  43. Mechanical Advantage Of A Fixed Pulley The mechanical advantage (M.A.) of a moveable pulley is determined by the number of supporting ropes. The mechanical advantage (M.A.) of a fixed pulley with one supporting strand is 1.

  44. Mechanical Advantage Of A Fixed Pulley The mechanical advantage (M.A.) of a moveable pulley is determined by the number of supporting ropes. One supporting strand. The effort needed to lift a 10 gram weight is 10 grams (10/1).

  45. Mechanical Advantage Of A Moveable Pulley The mechanical advantage (M.A.) of a moveable pulley is determined by the number of supporting ropes. The mechanical advantage (M.A.) of a moveable pulley with two supporting strand is 2.

  46. Mechanical Advantage Of A Moveable Pulley The mechanical advantage (M.A.) of a moveable pulley is determined by the number of supporting ropes. Two supporting strands The effort need to lift a 10 gram weight is 5 grams (10/2).

  47. Inclined Plane

  48. Mechanical Advantage of An Inclined Plane The mechanical advantage (M.A.) of an inclined plane is the length of the incline divided by its height.

  49. Mechanical Advantage of An Inclined Plane A man is using an 8 foot board to slide things into the back of his truck. The truck is 2.5 feet from the ground. What is the mechanical advantage of this incline?
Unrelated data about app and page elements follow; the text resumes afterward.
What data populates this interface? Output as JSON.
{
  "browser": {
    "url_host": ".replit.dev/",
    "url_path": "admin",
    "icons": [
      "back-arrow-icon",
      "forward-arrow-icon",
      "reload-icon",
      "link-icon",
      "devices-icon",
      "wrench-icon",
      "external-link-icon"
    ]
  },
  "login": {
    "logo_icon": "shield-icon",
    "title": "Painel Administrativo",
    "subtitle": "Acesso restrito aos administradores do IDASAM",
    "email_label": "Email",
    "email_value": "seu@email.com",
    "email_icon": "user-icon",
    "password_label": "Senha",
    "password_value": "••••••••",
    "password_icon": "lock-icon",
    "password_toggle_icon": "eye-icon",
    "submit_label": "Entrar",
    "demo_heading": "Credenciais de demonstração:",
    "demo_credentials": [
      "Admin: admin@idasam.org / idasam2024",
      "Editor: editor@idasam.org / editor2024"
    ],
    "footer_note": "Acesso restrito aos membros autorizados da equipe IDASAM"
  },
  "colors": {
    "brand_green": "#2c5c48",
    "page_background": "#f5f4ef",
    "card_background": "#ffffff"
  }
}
  50. Mechanical Advantage of An Inclined Plane mechanical advantage (M.A.) of an inclined plane = the length of the incline / by its height